Lower Gas Demand in 2020 Fuels Lowest Gas Prices in Four Years
WASHINGTON, D.C. — Last year's prices at the pump hit their lowest annual average since 2016.
According to the U.S. Energy Information Administration (EIA), regular retail gasoline prices averaged $2.17 per gallon in the United States in 2020 — 44 cents per gallon, or 17 percent, lower than in 2019.
Gas prices started 2020 at more than $2.50 per gallon; however, the COVID-19 pandemic drove widespread reductions in passenger travel and gasoline demand, contributing to lower gasoline prices across the U.S., EIA explained.
By mid-March, as a national emergency was declared in response to the health crisis, prices averaged $2.38 per gallon. They continued to fall for several consecutive weeks before reaching $1.77 per gallon on April 27, the lowest average price since early 2016, according to the EIA's Gasoline and Diesel Fuel Update.
At the same time, the Bureau of Transportation Statistics data showed vehicle travel fell in April to its lowest month level on record. The data series dates back to 2000.

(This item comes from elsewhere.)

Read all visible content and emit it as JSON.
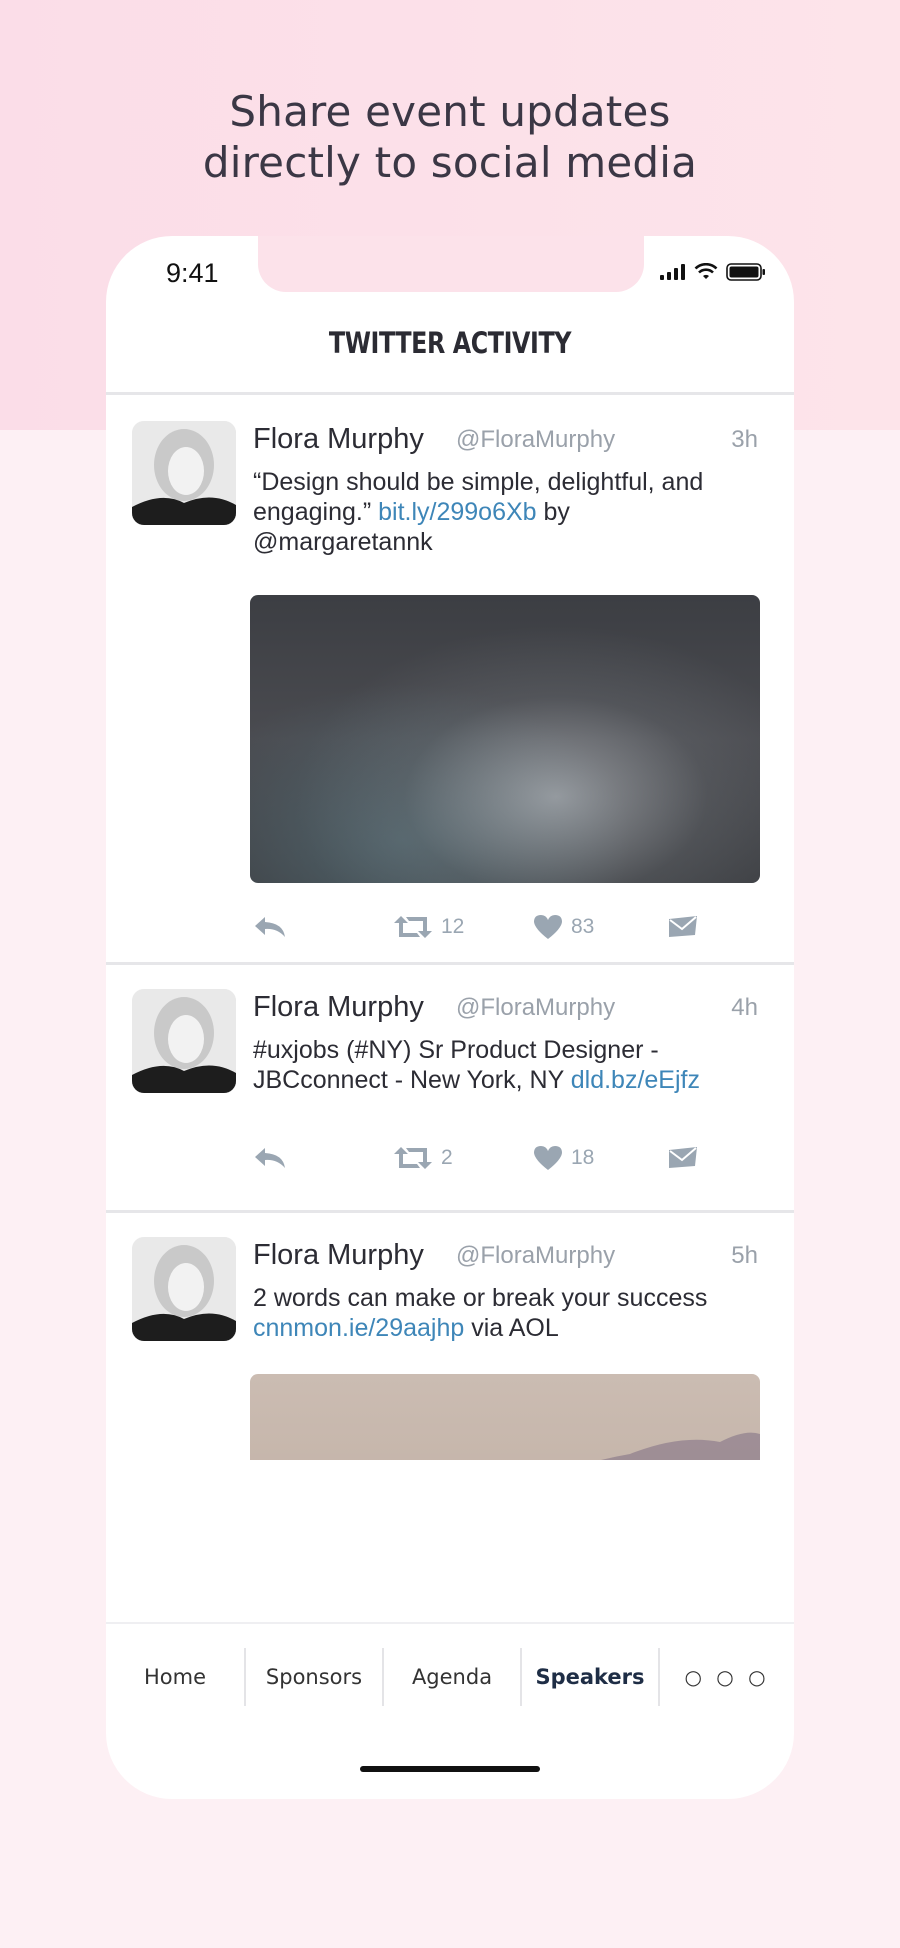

Vehicle travel and gasoline demand (measured as product supplied) began to tick up in May, relative to April levels. From May through the end of the summer, U.S. gasoline inventories remained high because of sustained lower demand, even as refiners reduced gasoline production because of lower margins, according to EIA.
This stood out from past summers, when gas prices tend to be the highest — coinciding with increased demand. However, in 2020, U.S. gasoline prices were highest at the beginning of the year. Of the 10 cities surveyed in EIAs Gasoline and Diesel Fuel Update, eight cities registered their highest gasoline prices for the year on Jan. 6, and the remaining two cities (Chicago and Houston) registered their annual highs the following week on Jan. 13.
Gasoline prices in Boston, Chicago, Cleveland and San Francisco reached their annual lows on April 27, and gasoline prices in Denver, Los Angeles, New York and Seattle reached their annual lows the following week on May 4. The lowest gasoline prices of the year in the remaining two cities (Houston and Miami) occurred two weeks later, on May 18, EIA reported.